Anyway this wonderful establishment hosted Hugh William from New York State an accomplished apple farmer. I read about this and the next two workshops on the Greenhorn Blog . This was really helpful since the South Coast of Mendocino seems to be somewhat removed from these farming happenings. Everyone should attend the next one Saturday January 15 2011 starting at The Apple Farm, Then Filigree Farms, 9:30am-4:30, lunch is optional and an extra, reasonable fee.
Hugh calls his method of pruning ” modified central leader pruning with renewal “. I’ve always been curious about how to central leader prune , being a open center pruner for 25 years. Hugh had a way to prune so fast and effectively, working with the natural growing habit of the trees. Once you see it, it seems so obviously a more intelligent way. Basically it leaves the central leader and initially three other structural branches filling the four quadrants around the tree. These do not get “headed back” but instead only a few oversized and very vertical shoots are “thinned”. The weight of fruit brings those branches, the structural branches and the thin fruiting branches down into a beautiful arched shape.Then in the ” renewal” part you have to see that the small branches coming off the central trunk, will eventually take over the other structural branches as they age. Hugh recommends replacing old fruiting spurs. That spurs produce well for about three years then a newer healthy branch will take over production and the older branch removed. This is the renewal concept. There are no higher ” tiers” in his system if a branch is shading a branch below it, it needs to be considered for removal.Maybe not this year, trying to only cut the essentials out not opening the tree up too quickly to light. Instead always keeping in mind light shade on all branches.
Thinning the fruit is very , very important. Twenty days after full bloom to thirty days is the optimum time period for this thinning.

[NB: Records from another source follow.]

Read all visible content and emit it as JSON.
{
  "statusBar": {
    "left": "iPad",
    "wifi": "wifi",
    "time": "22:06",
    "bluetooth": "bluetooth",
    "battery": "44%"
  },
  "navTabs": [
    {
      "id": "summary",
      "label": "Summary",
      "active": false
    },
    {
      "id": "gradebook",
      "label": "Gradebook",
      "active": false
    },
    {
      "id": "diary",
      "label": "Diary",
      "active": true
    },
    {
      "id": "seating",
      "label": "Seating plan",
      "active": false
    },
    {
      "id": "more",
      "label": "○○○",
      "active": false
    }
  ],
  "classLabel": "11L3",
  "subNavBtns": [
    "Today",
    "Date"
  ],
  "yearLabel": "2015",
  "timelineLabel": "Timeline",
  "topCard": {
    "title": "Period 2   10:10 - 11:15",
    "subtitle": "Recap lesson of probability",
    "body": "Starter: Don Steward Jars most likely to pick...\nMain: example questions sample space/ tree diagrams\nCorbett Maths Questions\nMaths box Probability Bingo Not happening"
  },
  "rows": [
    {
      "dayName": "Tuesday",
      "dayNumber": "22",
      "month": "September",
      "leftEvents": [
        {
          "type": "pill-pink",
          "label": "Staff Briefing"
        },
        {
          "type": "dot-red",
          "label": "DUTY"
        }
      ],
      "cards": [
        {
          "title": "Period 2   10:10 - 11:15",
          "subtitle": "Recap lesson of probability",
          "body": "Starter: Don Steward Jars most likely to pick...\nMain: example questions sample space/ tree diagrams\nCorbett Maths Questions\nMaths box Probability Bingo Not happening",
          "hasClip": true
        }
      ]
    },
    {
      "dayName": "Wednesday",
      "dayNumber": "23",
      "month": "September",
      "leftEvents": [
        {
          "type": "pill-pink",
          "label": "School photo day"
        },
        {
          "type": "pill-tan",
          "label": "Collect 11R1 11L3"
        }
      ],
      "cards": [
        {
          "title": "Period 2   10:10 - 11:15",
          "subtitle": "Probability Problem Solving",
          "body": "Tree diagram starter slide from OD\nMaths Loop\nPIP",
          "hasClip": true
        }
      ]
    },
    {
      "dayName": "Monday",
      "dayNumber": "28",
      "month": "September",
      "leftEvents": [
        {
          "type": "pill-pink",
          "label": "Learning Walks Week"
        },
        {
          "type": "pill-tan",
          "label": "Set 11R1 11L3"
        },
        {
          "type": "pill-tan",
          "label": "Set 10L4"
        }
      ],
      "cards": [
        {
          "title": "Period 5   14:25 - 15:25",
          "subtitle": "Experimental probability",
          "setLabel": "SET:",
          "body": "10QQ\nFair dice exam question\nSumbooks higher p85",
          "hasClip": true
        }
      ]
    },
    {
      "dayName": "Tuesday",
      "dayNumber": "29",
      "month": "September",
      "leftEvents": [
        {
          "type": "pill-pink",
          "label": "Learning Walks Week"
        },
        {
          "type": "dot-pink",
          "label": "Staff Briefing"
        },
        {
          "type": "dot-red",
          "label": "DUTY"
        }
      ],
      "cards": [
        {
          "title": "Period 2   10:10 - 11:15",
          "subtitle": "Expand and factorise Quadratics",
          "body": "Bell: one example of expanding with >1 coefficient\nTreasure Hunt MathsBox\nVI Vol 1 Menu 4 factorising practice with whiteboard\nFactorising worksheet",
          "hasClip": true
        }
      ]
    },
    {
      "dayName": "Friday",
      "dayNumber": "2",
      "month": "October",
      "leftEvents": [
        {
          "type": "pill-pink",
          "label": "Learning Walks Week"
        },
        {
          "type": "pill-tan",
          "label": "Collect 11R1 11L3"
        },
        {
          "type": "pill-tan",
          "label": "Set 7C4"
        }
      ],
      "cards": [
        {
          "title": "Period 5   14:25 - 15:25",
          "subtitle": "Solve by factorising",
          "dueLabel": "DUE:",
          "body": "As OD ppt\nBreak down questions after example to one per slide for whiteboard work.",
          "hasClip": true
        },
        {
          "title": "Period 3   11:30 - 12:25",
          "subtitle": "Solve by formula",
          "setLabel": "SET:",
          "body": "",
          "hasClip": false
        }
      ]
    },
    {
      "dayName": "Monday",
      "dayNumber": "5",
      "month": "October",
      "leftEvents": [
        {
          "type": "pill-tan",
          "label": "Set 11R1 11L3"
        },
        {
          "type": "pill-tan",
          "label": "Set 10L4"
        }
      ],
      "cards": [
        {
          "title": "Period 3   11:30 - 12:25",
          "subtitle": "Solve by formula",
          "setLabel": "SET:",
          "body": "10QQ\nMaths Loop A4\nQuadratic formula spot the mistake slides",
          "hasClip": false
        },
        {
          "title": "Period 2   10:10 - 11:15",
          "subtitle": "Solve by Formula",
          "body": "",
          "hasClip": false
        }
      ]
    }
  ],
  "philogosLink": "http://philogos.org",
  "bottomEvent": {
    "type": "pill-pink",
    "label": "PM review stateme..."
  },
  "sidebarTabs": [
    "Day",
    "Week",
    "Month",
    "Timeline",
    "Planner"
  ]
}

Thin down to ONE !!! Reducing the amount of potential fruit about 80-90%. This makes healthy large fruit and the tree is not working as hard to support a huge family of baby apples. The tree is then more likely to produce fruit yearly not every other year.